Brick-and-mortar banks’ Web sites saw a far greater increase in use during the past year than on-line-only banks, according to a report released Aug. 29 that predicts the demise of Internet banks that don’t embrace a particular niche audience or build physical locations.
Analysts have said for more than a year that on-line banks must offer either branch offices or automated teller machine (ATM) kiosks if they intend to survive, and a report from New York-based Jupiter Media Metrix Inc. that examined Web traffic for each of the country’s leading on-line and traditional bank sites in July 2000 and July 2001 seems to back the analysts’ assertions.
Visits to the Web sites of banks that offer physical locations and on-line services rose from 6.4 million in July 2000 to 13.4 million in July 2001, a 110.5 per cent increase. Traffic at on-line-only banks fell 8.1 per cent, from 1.2 million “unique” visitors to 1.1 million, during the same period, Jupiter Media Metrix reported.
The report also showed that on-line traffic at all bank sites grew 77.6 per cent between July 2000 and July 2001, compared with an 18.9 per cent overall rise in Web traffic.
James Van Dyke, research director at Jupiter, said that the new data confirms that on-line banks must begin to offer “physical distribution or audience specialization to survive” and suggested that traditional banks are now reaping the benefits of greater consumer comfort with on-line banking.
“Consumer surveys show that too many people value things like physical access to money, customer service and how long a bank has been in service,” Van Dyke said.
In April, Needham, Mass.-based market research firm TowerGroup released a study showing that although the Internet has reached a critical mass among U.S. consumers, the traditional bank branch remains the primary source for delivery of financial services. Only 17 per cent of households bank on-line, according to TowerGroup.
According to Jupiter Media Metrix, New York-based Chase Manhattan Corp.’s Chase.com was the most visited multichannel bank in July 2001. It also posted the largest year-over-year gain, with a 281.1 per cent increase in unique visitors, up from 957,000 in July 2000 to 3.6 million last month. Wells Fargo & Co. and Citibank rounded out the top three most-trafficked multichannel banks in July 2001, with each site drawing approximately 3.5 million unique visitors.
Van Dyke attributed Chase’s popularity to the success of its on-line credit card advertisements on other Web sites rather than to customers logging in to conduct banking on-line.
Of the top four on-line-only banks, only Alpharetta, Ga.-based NetBank Inc. has reported consecutive quarterly profits, according to Van Dyke. And it purchased ATMs along with Clearwater, Fla.-based Market Street Mortgage, a brick-and-mortar mortgage lending business, this spring so it could create physical locations.

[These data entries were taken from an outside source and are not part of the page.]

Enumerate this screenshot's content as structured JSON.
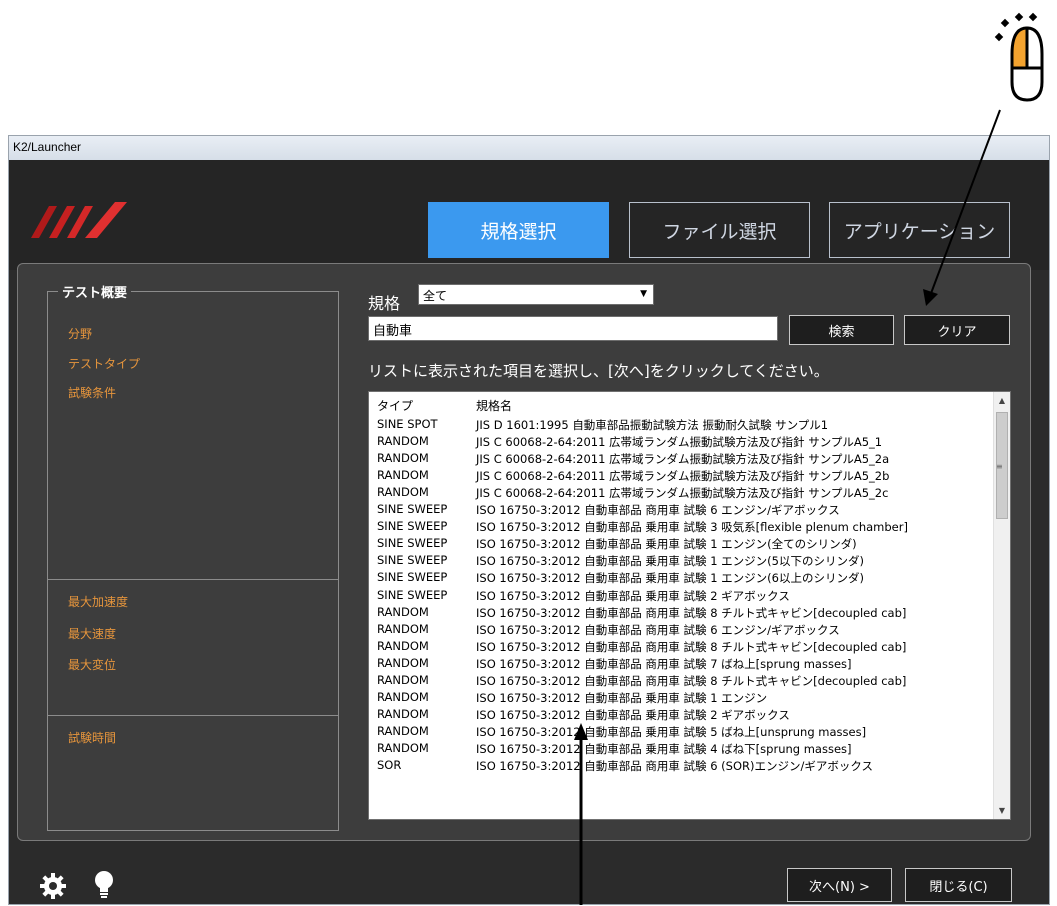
{
  "window": {
    "title": "K2/Launcher"
  },
  "tabs": [
    {
      "label": "規格選択"
    },
    {
      "label": "ファイル選択"
    },
    {
      "label": "アプリケーション"
    }
  ],
  "summary": {
    "title": "テスト概要",
    "top_items": [
      "分野",
      "テストタイプ",
      "試験条件"
    ],
    "mid_items": [
      "最大加速度",
      "最大速度",
      "最大変位"
    ],
    "bottom_items": [
      "試験時間"
    ]
  },
  "filter": {
    "label": "規格",
    "selected": "全て",
    "search_value": "自動車",
    "search_button": "検索",
    "clear_button": "クリア",
    "instruction": "リストに表示された項目を選択し、[次へ]をクリックしてください。"
  },
  "list": {
    "columns": [
      "タイプ",
      "規格名"
    ],
    "rows": [
      {
        "type": "SINE SPOT",
        "name": "JIS D 1601:1995 自動車部品振動試験方法 振動耐久試験 サンプル1"
      },
      {
        "type": "RANDOM",
        "name": "JIS C 60068-2-64:2011 広帯域ランダム振動試験方法及び指針 サンプルA5_1"
      },
      {
        "type": "RANDOM",
        "name": "JIS C 60068-2-64:2011 広帯域ランダム振動試験方法及び指針 サンプルA5_2a"
      },
      {
        "type": "RANDOM",
        "name": "JIS C 60068-2-64:2011 広帯域ランダム振動試験方法及び指針 サンプルA5_2b"
      },
      {
        "type": "RANDOM",
        "name": "JIS C 60068-2-64:2011 広帯域ランダム振動試験方法及び指針 サンプルA5_2c"
      },
      {
        "type": "SINE SWEEP",
        "name": "ISO 16750-3:2012 自動車部品 商用車 試験 6 エンジン/ギアボックス"
      },
      {
        "type": "SINE SWEEP",
        "name": "ISO 16750-3:2012 自動車部品 乗用車 試験 3 吸気系[flexible plenum chamber]"
      },
      {
        "type": "SINE SWEEP",
        "name": "ISO 16750-3:2012 自動車部品 乗用車 試験 1 エンジン(全てのシリンダ)"
      },
      {
        "type": "SINE SWEEP",
        "name": "ISO 16750-3:2012 自動車部品 乗用車 試験 1 エンジン(5以下のシリンダ)"
      },
      {
        "type": "SINE SWEEP",
        "name": "ISO 16750-3:2012 自動車部品 乗用車 試験 1 エンジン(6以上のシリンダ)"
      },
      {
        "type": "SINE SWEEP",
        "name": "ISO 16750-3:2012 自動車部品 乗用車 試験 2 ギアボックス"
      },
      {
        "type": "RANDOM",
        "name": "ISO 16750-3:2012 自動車部品 商用車 試験 8 チルト式キャビン[decoupled cab]"
      },
      {
        "type": "RANDOM",
        "name": "ISO 16750-3:2012 自動車部品 商用車 試験 6 エンジン/ギアボックス"
      },
      {
        "type": "RANDOM",
        "name": "ISO 16750-3:2012 自動車部品 商用車 試験 8 チルト式キャビン[decoupled cab]"
      },
      {
        "type": "RANDOM",
        "name": "ISO 16750-3:2012 自動車部品 商用車 試験 7 ばね上[sprung masses]"
      },
      {
        "type": "RANDOM",
        "name": "ISO 16750-3:2012 自動車部品 商用車 試験 8 チルト式キャビン[decoupled cab]"
      },
      {
        "type": "RANDOM",
        "name": "ISO 16750-3:2012 自動車部品 乗用車 試験 1 エンジン"
      },
      {
        "type": "RANDOM",
        "name": "ISO 16750-3:2012 自動車部品 乗用車 試験 2 ギアボックス"
      },
      {
        "type": "RANDOM",
        "name": "ISO 16750-3:2012 自動車部品 乗用車 試験 5 ばね上[unsprung masses]"
      },
      {
        "type": "RANDOM",
        "name": "ISO 16750-3:2012 自動車部品 乗用車 試験 4 ばね下[sprung masses]"
      },
      {
        "type": "SOR",
        "name": "ISO 16750-3:2012 自動車部品 商用車 試験 6 (SOR)エンジン/ギアボックス"
      }
    ]
  },
  "footer": {
    "next_button": "次へ(N) >",
    "close_button": "閉じる(C)"
  },
  "colors": {
    "accent": "#3b99ef",
    "label_orange": "#e6953c",
    "panel": "#3d3d3d",
    "background": "#252525"
  },
  "icons": [
    "logo-icon",
    "gear-icon",
    "lightbulb-icon",
    "mouse-icon",
    "dropdown-arrow-icon"
  ]
}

WingspanBank.com was folded back into parent company Bank One Corp. earlier this year, ETrade Bank saw a significant drop in volume during the past year, and Juniper Financial Corp. has seen no movement in Web site use since the middle of last year, according to Van Dyke.
“On-line banking has moved from being a competitive edge to a commodity,” he said.
Van Dyke pointed to banks such as the Navy Federal Credit Union, which caters to retirees, and the Gay and Lesbian Savings Bank in Pensacola, Fla., as institutions that have successfully taken advantage of niche audiences with special needs to turn a profit.
“Gay couples can’t get married in most states, so when they want to take out a loan, their assets aren’t treated as pooled,” he said. “[Traditional] banks aren’t used to that audience’s needs.”